Dr Koh Kim Seng
Author, “Misunderstood Myanmar – An Introspective Study Of A Southeast Asian State In Transition”

Thanks to his very extended quanxi networks amongst the Myanmar junta, the author has succeeded in teasing out the causes of the Myanmar Government’s reluctance to rapid developmental change and democratization, its philosophical and buddhistic take on the country’s postwar slide from pre-eminence to ignominy in the developmental world, and its post ‒ 1988 “conflagration-resolve” to gradually take steps to regain its “Paradise Lost”, taking advantage of  present forces of regionalization  and geo-strategic hegemonic shifts. Whether this strategy succeeds thereby improving the lives of 53 million people depends much on how the clash between the international community’s “Prejudice” and the Junta’s “Pride” will be handled. Will there be “constructive engagement” rather than “obstructive dismissal”? It is to foster “constructive engagement” for the benefit of the protagonists in the drama that this book has been written.
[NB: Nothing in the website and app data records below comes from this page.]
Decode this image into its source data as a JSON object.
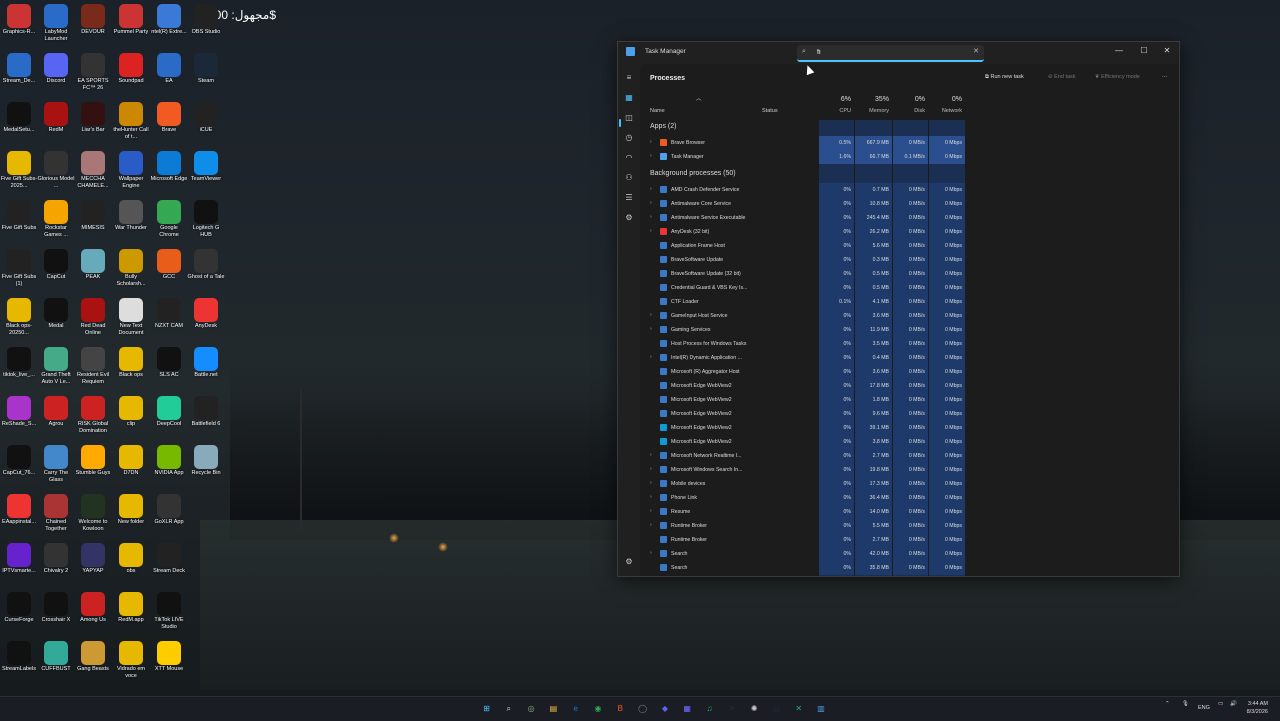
{
  "overlay": {
    "price_text": "مجهول: 10.00$"
  },
  "desktop_icons": [
    {
      "label": "Graphics-R...",
      "color": "#c33"
    },
    {
      "label": "LabyMod Launcher",
      "color": "#2a6bc8"
    },
    {
      "label": "DEVOUR",
      "color": "#7a2a1a"
    },
    {
      "label": "Pummel Party",
      "color": "#c33"
    },
    {
      "label": "ntel(R) Extre...",
      "color": "#3a7ad6"
    },
    {
      "label": "OBS Studio",
      "color": "#222"
    },
    {
      "label": "Stream_De...",
      "color": "#2a6bc8"
    },
    {
      "label": "Discord",
      "color": "#5865f2"
    },
    {
      "label": "EA SPORTS FC™ 26",
      "color": "#333"
    },
    {
      "label": "Soundpad",
      "color": "#d22"
    },
    {
      "label": "EA",
      "color": "#2a6bc8"
    },
    {
      "label": "Steam",
      "color": "#1b2838"
    },
    {
      "label": "MedalSetu...",
      "color": "#111"
    },
    {
      "label": "RedM",
      "color": "#a11"
    },
    {
      "label": "Liar's Bar",
      "color": "#311"
    },
    {
      "label": "theHunter Call of t...",
      "color": "#c80"
    },
    {
      "label": "Brave",
      "color": "#f15a22"
    },
    {
      "label": "iCUE",
      "color": "#222"
    },
    {
      "label": "Five Gift Subs-2025...",
      "color": "#e6b800"
    },
    {
      "label": "Glorious Model ...",
      "color": "#333"
    },
    {
      "label": "MECCHA CHAMELE...",
      "color": "#a77"
    },
    {
      "label": "Wallpaper Engine",
      "color": "#2a5cc8"
    },
    {
      "label": "Microsoft Edge",
      "color": "#0c7bd6"
    },
    {
      "label": "TeamViewer",
      "color": "#0e8ee9"
    },
    {
      "label": "Five Gift Subs",
      "color": "#222"
    },
    {
      "label": "Rockstar Games ...",
      "color": "#f5a400"
    },
    {
      "label": "MIMESIS",
      "color": "#222"
    },
    {
      "label": "War Thunder",
      "color": "#555"
    },
    {
      "label": "Google Chrome",
      "color": "#34a853"
    },
    {
      "label": "Logitech G HUB",
      "color": "#111"
    },
    {
      "label": "Five Gift Subs (1)",
      "color": "#222"
    },
    {
      "label": "CapCut",
      "color": "#111"
    },
    {
      "label": "PEAK",
      "color": "#6ab"
    },
    {
      "label": "Bully Scholarsh...",
      "color": "#c90"
    },
    {
      "label": "GCC",
      "color": "#e85d1a"
    },
    {
      "label": "Ghost of a Tale",
      "color": "#333"
    },
    {
      "label": "Black ops-20250...",
      "color": "#e6b800"
    },
    {
      "label": "Medal",
      "color": "#111"
    },
    {
      "label": "Red Dead Online",
      "color": "#a11"
    },
    {
      "label": "New Text Document",
      "color": "#ddd"
    },
    {
      "label": "NZXT CAM",
      "color": "#222"
    },
    {
      "label": "AnyDesk",
      "color": "#e33"
    },
    {
      "label": "tiktok_live_...",
      "color": "#111"
    },
    {
      "label": "Grand Theft Auto V Le...",
      "color": "#4a8"
    },
    {
      "label": "Resident Evil Requiem",
      "color": "#444"
    },
    {
      "label": "Black ops",
      "color": "#e6b800"
    },
    {
      "label": "SLS AC",
      "color": "#111"
    },
    {
      "label": "Battle.net",
      "color": "#148eff"
    },
    {
      "label": "ReShade_S...",
      "color": "#a3c"
    },
    {
      "label": "Agrou",
      "color": "#c22"
    },
    {
      "label": "RISK Global Domination",
      "color": "#c22"
    },
    {
      "label": "clip",
      "color": "#e6b800"
    },
    {
      "label": "DeepCool",
      "color": "#2c9"
    },
    {
      "label": "Battlefield 6",
      "color": "#222"
    },
    {
      "label": "CapCut_76...",
      "color": "#111"
    },
    {
      "label": "Carry The Glass",
      "color": "#48c"
    },
    {
      "label": "Stumble Guys",
      "color": "#fa0"
    },
    {
      "label": "D7DN",
      "color": "#e6b800"
    },
    {
      "label": "NVIDIA App",
      "color": "#76b900"
    },
    {
      "label": "Recycle Bin",
      "color": "#8ab"
    },
    {
      "label": "EAappinstal...",
      "color": "#e33"
    },
    {
      "label": "Chained Together",
      "color": "#a33"
    },
    {
      "label": "Welcome to Kowloon",
      "color": "#232"
    },
    {
      "label": "New folder",
      "color": "#e6b800"
    },
    {
      "label": "GoXLR App",
      "color": "#333"
    },
    {
      "label": "IPTVsmarte...",
      "color": "#62c"
    },
    {
      "label": "Chivalry 2",
      "color": "#333"
    },
    {
      "label": "YAPYAP",
      "color": "#336"
    },
    {
      "label": "obs",
      "color": "#e6b800"
    },
    {
      "label": "Stream Deck",
      "color": "#222"
    },
    {
      "label": "CurseForge",
      "color": "#111"
    },
    {
      "label": "Crosshair X",
      "color": "#111"
    },
    {
      "label": "Among Us",
      "color": "#c22"
    },
    {
      "label": "RedM.app",
      "color": "#e6b800"
    },
    {
      "label": "TikTok LIVE Studio",
      "color": "#111"
    },
    {
      "label": "StreamLabels",
      "color": "#111"
    },
    {
      "label": "CUFFBUST",
      "color": "#3a9"
    },
    {
      "label": "Gang Beasts",
      "color": "#c93"
    },
    {
      "label": "Vidrado em voce",
      "color": "#e6b800"
    },
    {
      "label": "XTT Mouse",
      "color": "#fc0"
    }
  ],
  "task_manager": {
    "title": "Task Manager",
    "search": {
      "value": "fi",
      "placeholder": "Type a name, publisher, or PID to search"
    },
    "page_title": "Processes",
    "toolbar": {
      "run_new_task": "Run new task",
      "end_task": "End task",
      "efficiency_mode": "Efficiency mode",
      "more": "···"
    },
    "columns": {
      "name": "Name",
      "status": "Status",
      "cpu_pct": "6%",
      "cpu": "CPU",
      "mem_pct": "35%",
      "mem": "Memory",
      "disk_pct": "0%",
      "disk": "Disk",
      "net_pct": "0%",
      "net": "Network"
    },
    "apps_header": "Apps (2)",
    "apps": [
      {
        "name": "Brave Browser",
        "cpu": "0.5%",
        "mem": "667.9 MB",
        "disk": "0 MB/s",
        "net": "0 Mbps",
        "icon_color": "#f15a22",
        "exp": true
      },
      {
        "name": "Task Manager",
        "cpu": "1.6%",
        "mem": "66.7 MB",
        "disk": "0.1 MB/s",
        "net": "0 Mbps",
        "icon_color": "#4ea1e8",
        "exp": true
      }
    ],
    "bg_header": "Background processes (50)",
    "background": [
      {
        "name": "AMD Crash Defender Service",
        "cpu": "0%",
        "mem": "0.7 MB",
        "disk": "0 MB/s",
        "net": "0 Mbps",
        "icon_color": "#3a78c8",
        "exp": true
      },
      {
        "name": "Antimalware Core Service",
        "cpu": "0%",
        "mem": "10.8 MB",
        "disk": "0 MB/s",
        "net": "0 Mbps",
        "icon_color": "#3a78c8",
        "exp": true
      },
      {
        "name": "Antimalware Service Executable",
        "cpu": "0%",
        "mem": "245.4 MB",
        "disk": "0 MB/s",
        "net": "0 Mbps",
        "icon_color": "#3a78c8",
        "exp": true
      },
      {
        "name": "AnyDesk (32 bit)",
        "cpu": "0%",
        "mem": "26.2 MB",
        "disk": "0 MB/s",
        "net": "0 Mbps",
        "icon_color": "#e33",
        "exp": true
      },
      {
        "name": "Application Frame Host",
        "cpu": "0%",
        "mem": "5.6 MB",
        "disk": "0 MB/s",
        "net": "0 Mbps",
        "icon_color": "#3a78c8",
        "exp": false
      },
      {
        "name": "BraveSoftware Update",
        "cpu": "0%",
        "mem": "0.3 MB",
        "disk": "0 MB/s",
        "net": "0 Mbps",
        "icon_color": "#3a78c8",
        "exp": false
      },
      {
        "name": "BraveSoftware Update (32 bit)",
        "cpu": "0%",
        "mem": "0.5 MB",
        "disk": "0 MB/s",
        "net": "0 Mbps",
        "icon_color": "#3a78c8",
        "exp": false
      },
      {
        "name": "Credential Guard & VBS Key Is...",
        "cpu": "0%",
        "mem": "0.5 MB",
        "disk": "0 MB/s",
        "net": "0 Mbps",
        "icon_color": "#3a78c8",
        "exp": false
      },
      {
        "name": "CTF Loader",
        "cpu": "0.1%",
        "mem": "4.1 MB",
        "disk": "0 MB/s",
        "net": "0 Mbps",
        "icon_color": "#3a78c8",
        "exp": false
      },
      {
        "name": "GameInput Host Service",
        "cpu": "0%",
        "mem": "3.6 MB",
        "disk": "0 MB/s",
        "net": "0 Mbps",
        "icon_color": "#3a78c8",
        "exp": true
      },
      {
        "name": "Gaming Services",
        "cpu": "0%",
        "mem": "11.9 MB",
        "disk": "0 MB/s",
        "net": "0 Mbps",
        "icon_color": "#3a78c8",
        "exp": true
      },
      {
        "name": "Host Process for Windows Tasks",
        "cpu": "0%",
        "mem": "3.5 MB",
        "disk": "0 MB/s",
        "net": "0 Mbps",
        "icon_color": "#3a78c8",
        "exp": false
      },
      {
        "name": "Intel(R) Dynamic Application ...",
        "cpu": "0%",
        "mem": "0.4 MB",
        "disk": "0 MB/s",
        "net": "0 Mbps",
        "icon_color": "#3a78c8",
        "exp": true
      },
      {
        "name": "Microsoft (R) Aggregator Host",
        "cpu": "0%",
        "mem": "3.6 MB",
        "disk": "0 MB/s",
        "net": "0 Mbps",
        "icon_color": "#3a78c8",
        "exp": false
      },
      {
        "name": "Microsoft Edge WebView2",
        "cpu": "0%",
        "mem": "17.8 MB",
        "disk": "0 MB/s",
        "net": "0 Mbps",
        "icon_color": "#3a78c8",
        "exp": false
      },
      {
        "name": "Microsoft Edge WebView2",
        "cpu": "0%",
        "mem": "1.8 MB",
        "disk": "0 MB/s",
        "net": "0 Mbps",
        "icon_color": "#3a78c8",
        "exp": false
      },
      {
        "name": "Microsoft Edge WebView2",
        "cpu": "0%",
        "mem": "9.6 MB",
        "disk": "0 MB/s",
        "net": "0 Mbps",
        "icon_color": "#3a78c8",
        "exp": false
      },
      {
        "name": "Microsoft Edge WebView2",
        "cpu": "0%",
        "mem": "39.1 MB",
        "disk": "0 MB/s",
        "net": "0 Mbps",
        "icon_color": "#0c9bd6",
        "exp": false
      },
      {
        "name": "Microsoft Edge WebView2",
        "cpu": "0%",
        "mem": "3.8 MB",
        "disk": "0 MB/s",
        "net": "0 Mbps",
        "icon_color": "#0c9bd6",
        "exp": false
      },
      {
        "name": "Microsoft Network Realtime I...",
        "cpu": "0%",
        "mem": "2.7 MB",
        "disk": "0 MB/s",
        "net": "0 Mbps",
        "icon_color": "#3a78c8",
        "exp": true
      },
      {
        "name": "Microsoft Windows Search In...",
        "cpu": "0%",
        "mem": "19.8 MB",
        "disk": "0 MB/s",
        "net": "0 Mbps",
        "icon_color": "#3a78c8",
        "exp": true
      },
      {
        "name": "Mobile devices",
        "cpu": "0%",
        "mem": "17.3 MB",
        "disk": "0 MB/s",
        "net": "0 Mbps",
        "icon_color": "#3a78c8",
        "exp": true
      },
      {
        "name": "Phone Link",
        "cpu": "0%",
        "mem": "36.4 MB",
        "disk": "0 MB/s",
        "net": "0 Mbps",
        "icon_color": "#3a78c8",
        "exp": true
      },
      {
        "name": "Resume",
        "cpu": "0%",
        "mem": "14.0 MB",
        "disk": "0 MB/s",
        "net": "0 Mbps",
        "icon_color": "#3a78c8",
        "exp": true
      },
      {
        "name": "Runtime Broker",
        "cpu": "0%",
        "mem": "5.5 MB",
        "disk": "0 MB/s",
        "net": "0 Mbps",
        "icon_color": "#3a78c8",
        "exp": true
      },
      {
        "name": "Runtime Broker",
        "cpu": "0%",
        "mem": "2.7 MB",
        "disk": "0 MB/s",
        "net": "0 Mbps",
        "icon_color": "#3a78c8",
        "exp": false
      },
      {
        "name": "Search",
        "cpu": "0%",
        "mem": "42.0 MB",
        "disk": "0 MB/s",
        "net": "0 Mbps",
        "icon_color": "#3a78c8",
        "exp": true
      },
      {
        "name": "Search",
        "cpu": "0%",
        "mem": "35.8 MB",
        "disk": "0 MB/s",
        "net": "0 Mbps",
        "icon_color": "#3a78c8",
        "exp": false
      }
    ]
  },
  "taskbar": {
    "icons": [
      "windows-start",
      "search",
      "copilot",
      "file-explorer",
      "edge",
      "chrome",
      "brave",
      "nzxt",
      "discord",
      "streamdeck",
      "spotify",
      "terminal",
      "chatgpt",
      "steam",
      "goxlr",
      "task-manager"
    ],
    "lang": "ENG",
    "time": "3:44 AM",
    "date": "8/3/2026"
  }
}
The book is available at leading book distributors – http://www.marymartin.com or directly from the following address:

Marplan Pte Ltd, 51 Thomson Road, 181B Goldhill Centre, Singapore 307627.                                     Email: marplan(at)singnet.com.sg.